80% of the deaths were civilians… One was a child who wanted to live tomorrow morning, go to school, maybe he wanted peace, maybe he dreamt of joining the government one day and signing a peace treaty with Israel.
That child could have been my little brother, who didn’t choose to be born Israeli or Jewish, didn’t choose what his mother and father would do for a living, didn’t choose to be born in Israel, didn’t choose to have a bomb shelter 100 meters away from him.
That child in Gaza didn’t choose the color of his home, didn’t choose his mother or father, where he lives, his religion, the school he goes to, didn’t choose his government. Didn’t choose the shoes he will wear tomorrow, didn’t choose what snack his mom will pack him. He didn’t have a bomb shelter to run to in Rafah, and didn’t make it to today.

Have We Lost Hope?

Hi All,

I’m not big on making political posts because I feel like my blog is suppose to make you smile rather than cry, but living in Israel has forced me into feeling a certain way that I would like to address.

The past month has been rough on both Israelis and Palestinians. Over a month ago, 3 boys went missing, their bodies were found after 18 days. A few days later, a young Arab boy was found dead in Jerusalem. They say it’s “A way to get back at the Arabs for what they have done.” I put this in quotes not because it was said, but because this is what people think. Now, for the past 6 days, Israelis and Palestinians have been running the moment they hear a siren or in Gaza’s case, the moment they hear a “boom.” On Israel’s side, there are tons of bomb shelters. On Gazans side, there is nowhere to hide.

Israelis think that a way to “get back” at Hamas (or whoever did it for that matter considering no one is 100% sure), is by rioting in Jerusalem, throwing rocks, and sacrificing their lives. Palestinians feel that a way to “get back” at Israelis, is by rioting in Jerusalem, throwing rocks, and sacrificing their lives. These are radical, activists who feel harming others, will in some way help them gain respect for Israel/Palestine after they killed 6 of OUR boys. I say 6 of OUR boys, because while the IDF searched for the kidnapped boys, they killed 3 on the Palestinian side. Totaling in 6 lives. How is their life any different then OURS? How are OUR lives different? Palestinian, Israeli, Arab, American, how are we any different?

An Arab women was yelled at by a Jewish lady. The women and her son ran off the bus when the women called her a whore, slut, and anything else she could possibly think of to “get back” at this mother. Did this mother kidnap and murder those 3 boys? Did this mother in any way harm your freedom, or happiness? It is said that 110 lives have been taken in these past few days in Gaza. Supposedly 10 of them, are Hamas activists. I ask again, did the rest of the innocent lives that were taken in Gaza kidnap and murder those 3 boys? Harm your freedom, or happiness?

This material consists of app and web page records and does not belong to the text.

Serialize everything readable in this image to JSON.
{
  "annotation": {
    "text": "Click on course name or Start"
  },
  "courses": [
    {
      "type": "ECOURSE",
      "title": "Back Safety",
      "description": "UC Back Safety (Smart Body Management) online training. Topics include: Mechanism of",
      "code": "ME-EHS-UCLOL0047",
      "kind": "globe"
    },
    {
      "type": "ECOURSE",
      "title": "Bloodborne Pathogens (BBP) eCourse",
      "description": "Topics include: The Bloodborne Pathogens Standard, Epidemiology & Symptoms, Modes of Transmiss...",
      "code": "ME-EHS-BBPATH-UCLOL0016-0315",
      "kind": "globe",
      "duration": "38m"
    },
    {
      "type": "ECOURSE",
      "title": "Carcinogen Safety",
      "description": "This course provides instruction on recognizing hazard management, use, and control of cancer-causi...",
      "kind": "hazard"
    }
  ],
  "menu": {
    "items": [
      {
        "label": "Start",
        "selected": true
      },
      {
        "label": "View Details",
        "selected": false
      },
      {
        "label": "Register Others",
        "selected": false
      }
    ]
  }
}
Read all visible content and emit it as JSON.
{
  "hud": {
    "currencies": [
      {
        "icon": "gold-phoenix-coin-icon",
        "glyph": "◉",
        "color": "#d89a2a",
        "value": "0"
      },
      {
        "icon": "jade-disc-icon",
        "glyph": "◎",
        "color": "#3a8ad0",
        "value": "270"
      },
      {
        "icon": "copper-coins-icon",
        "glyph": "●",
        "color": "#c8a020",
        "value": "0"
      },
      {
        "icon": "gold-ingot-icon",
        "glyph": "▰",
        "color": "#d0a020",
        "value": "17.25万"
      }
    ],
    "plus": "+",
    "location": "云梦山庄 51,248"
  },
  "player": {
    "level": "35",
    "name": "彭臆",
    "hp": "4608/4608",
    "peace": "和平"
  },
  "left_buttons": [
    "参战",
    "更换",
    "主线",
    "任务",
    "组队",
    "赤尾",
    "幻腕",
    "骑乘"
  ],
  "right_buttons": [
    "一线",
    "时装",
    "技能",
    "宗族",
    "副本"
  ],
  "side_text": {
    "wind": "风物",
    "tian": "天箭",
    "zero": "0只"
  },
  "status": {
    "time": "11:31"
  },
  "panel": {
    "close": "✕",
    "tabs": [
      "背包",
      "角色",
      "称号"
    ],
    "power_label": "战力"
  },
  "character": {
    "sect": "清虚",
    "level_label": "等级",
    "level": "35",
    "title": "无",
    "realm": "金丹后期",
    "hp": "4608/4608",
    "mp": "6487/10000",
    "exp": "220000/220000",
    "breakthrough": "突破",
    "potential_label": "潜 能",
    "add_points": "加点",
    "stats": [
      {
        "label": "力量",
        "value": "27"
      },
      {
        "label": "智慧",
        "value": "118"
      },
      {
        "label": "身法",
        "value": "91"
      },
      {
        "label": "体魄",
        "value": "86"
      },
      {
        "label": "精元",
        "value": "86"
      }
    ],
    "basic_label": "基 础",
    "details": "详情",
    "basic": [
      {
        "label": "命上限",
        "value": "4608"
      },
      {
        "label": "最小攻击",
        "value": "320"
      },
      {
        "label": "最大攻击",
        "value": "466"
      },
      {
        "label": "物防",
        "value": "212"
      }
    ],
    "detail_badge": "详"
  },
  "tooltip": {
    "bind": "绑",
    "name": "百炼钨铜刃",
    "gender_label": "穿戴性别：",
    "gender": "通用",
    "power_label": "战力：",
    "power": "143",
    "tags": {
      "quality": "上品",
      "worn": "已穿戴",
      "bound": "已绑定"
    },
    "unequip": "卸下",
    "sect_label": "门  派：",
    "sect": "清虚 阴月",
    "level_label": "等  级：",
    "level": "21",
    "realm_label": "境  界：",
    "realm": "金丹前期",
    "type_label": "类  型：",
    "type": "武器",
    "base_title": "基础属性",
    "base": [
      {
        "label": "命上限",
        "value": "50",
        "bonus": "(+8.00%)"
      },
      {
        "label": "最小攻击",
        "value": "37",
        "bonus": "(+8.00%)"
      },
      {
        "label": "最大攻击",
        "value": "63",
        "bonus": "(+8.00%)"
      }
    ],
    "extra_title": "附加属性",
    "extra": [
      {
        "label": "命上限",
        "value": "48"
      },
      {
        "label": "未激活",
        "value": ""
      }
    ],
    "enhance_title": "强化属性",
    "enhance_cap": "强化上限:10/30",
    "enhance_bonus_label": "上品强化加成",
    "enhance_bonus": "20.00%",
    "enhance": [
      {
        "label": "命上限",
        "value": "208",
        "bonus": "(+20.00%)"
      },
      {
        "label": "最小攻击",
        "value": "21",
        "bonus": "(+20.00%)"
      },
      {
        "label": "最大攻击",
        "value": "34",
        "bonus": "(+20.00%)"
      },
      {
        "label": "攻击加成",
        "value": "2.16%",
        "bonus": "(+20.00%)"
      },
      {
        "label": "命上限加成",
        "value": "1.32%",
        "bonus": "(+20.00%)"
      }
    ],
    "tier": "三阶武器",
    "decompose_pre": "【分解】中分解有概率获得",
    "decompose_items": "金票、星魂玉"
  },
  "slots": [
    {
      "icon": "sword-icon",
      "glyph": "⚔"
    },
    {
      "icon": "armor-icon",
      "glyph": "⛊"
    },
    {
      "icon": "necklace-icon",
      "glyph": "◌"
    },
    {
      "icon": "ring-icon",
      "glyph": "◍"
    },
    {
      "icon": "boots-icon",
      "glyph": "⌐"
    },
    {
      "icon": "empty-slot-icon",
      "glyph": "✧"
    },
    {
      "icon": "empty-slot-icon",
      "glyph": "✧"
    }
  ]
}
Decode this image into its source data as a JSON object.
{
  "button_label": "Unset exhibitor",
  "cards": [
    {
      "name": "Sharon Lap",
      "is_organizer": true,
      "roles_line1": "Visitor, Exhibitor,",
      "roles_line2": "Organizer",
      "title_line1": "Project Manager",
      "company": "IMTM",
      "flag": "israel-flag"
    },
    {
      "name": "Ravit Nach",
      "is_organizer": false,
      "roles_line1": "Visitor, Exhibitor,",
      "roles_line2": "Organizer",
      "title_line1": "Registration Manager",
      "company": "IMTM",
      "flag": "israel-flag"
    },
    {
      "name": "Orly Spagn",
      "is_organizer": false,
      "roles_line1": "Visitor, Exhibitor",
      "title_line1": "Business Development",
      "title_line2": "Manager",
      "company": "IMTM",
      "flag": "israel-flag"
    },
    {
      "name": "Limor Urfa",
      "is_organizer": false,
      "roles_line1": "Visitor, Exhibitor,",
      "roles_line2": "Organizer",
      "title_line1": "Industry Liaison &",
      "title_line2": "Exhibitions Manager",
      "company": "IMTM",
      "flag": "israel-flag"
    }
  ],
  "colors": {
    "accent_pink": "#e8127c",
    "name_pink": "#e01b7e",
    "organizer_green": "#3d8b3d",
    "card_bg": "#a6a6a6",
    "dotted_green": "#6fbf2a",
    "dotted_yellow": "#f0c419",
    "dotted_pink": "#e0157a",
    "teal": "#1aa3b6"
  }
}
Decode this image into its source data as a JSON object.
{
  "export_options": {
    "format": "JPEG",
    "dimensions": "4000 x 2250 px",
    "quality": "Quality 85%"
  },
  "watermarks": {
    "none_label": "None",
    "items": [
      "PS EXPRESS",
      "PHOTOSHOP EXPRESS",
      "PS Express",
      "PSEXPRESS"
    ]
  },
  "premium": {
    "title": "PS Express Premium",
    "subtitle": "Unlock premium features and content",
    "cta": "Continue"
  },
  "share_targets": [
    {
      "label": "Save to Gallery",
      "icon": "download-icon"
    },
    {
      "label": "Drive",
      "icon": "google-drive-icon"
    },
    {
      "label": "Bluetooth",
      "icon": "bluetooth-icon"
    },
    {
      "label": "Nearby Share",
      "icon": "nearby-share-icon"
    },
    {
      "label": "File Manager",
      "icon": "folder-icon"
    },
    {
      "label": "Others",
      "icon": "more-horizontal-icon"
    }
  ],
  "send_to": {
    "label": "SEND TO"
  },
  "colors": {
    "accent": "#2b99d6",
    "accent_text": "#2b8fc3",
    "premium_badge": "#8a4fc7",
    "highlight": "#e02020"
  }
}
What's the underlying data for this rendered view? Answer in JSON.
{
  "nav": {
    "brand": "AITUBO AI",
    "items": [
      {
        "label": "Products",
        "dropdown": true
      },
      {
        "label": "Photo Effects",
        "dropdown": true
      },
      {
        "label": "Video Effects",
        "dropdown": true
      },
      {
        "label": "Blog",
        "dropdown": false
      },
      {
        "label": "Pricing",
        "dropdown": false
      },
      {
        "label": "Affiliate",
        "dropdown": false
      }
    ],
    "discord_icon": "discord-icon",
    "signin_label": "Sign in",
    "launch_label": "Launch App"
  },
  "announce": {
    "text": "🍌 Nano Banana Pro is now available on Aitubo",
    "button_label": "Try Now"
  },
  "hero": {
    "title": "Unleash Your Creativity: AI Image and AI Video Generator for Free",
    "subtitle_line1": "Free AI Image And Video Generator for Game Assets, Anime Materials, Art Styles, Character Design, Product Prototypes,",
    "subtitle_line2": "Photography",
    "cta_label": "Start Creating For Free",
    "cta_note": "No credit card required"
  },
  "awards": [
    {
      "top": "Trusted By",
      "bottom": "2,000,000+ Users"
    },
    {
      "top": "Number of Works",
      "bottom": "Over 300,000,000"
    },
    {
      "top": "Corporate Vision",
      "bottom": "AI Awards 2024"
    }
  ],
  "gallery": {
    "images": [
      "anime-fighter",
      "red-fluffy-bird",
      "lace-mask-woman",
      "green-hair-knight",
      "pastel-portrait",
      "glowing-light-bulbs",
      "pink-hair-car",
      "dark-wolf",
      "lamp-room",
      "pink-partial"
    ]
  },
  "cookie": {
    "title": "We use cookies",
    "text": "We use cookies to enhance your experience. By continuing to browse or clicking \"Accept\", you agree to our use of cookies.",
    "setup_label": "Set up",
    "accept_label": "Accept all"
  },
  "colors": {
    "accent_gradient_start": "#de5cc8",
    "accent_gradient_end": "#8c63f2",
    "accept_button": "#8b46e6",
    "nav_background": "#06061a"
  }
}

My one question is: Have we lost hope? Has society lost it completely? Do we not believe that peace is even possible?
When society still has hope, anything is possible. The moment we stop believing that peace is possible, we begin to vote for the wrong political parties, protests about the wrong issues, and overall speak differently. When you promote something to a single human being, you may change that persons perspective. When I, an Israeli who served in the IDF speak to a Palestinian in Gaza or the West Bank, I grant him the feeling that maybe there is someone on the other side that doesn’t want him dead, that maybe someone on the other side has that hope that he has too. That maybe, just maybe, together we’ll be able to achieve peace. Because tomorrow morning when he tells his friend that he spoke to an Israeli who told him that they differentiate between Hamas and Palestinians, that friend will talk to his friend and so on and so forth.

For some of us, not all, the hope is there. And maybe just maybe, with just your single voice, the hope will pass on to the next person, and the person after that- and maybe that next person will be a radical activist that once stoned Palestinians cars in East Jerusalem and suddenly was granted the hope that you passed onto him.

Let’s share the hope.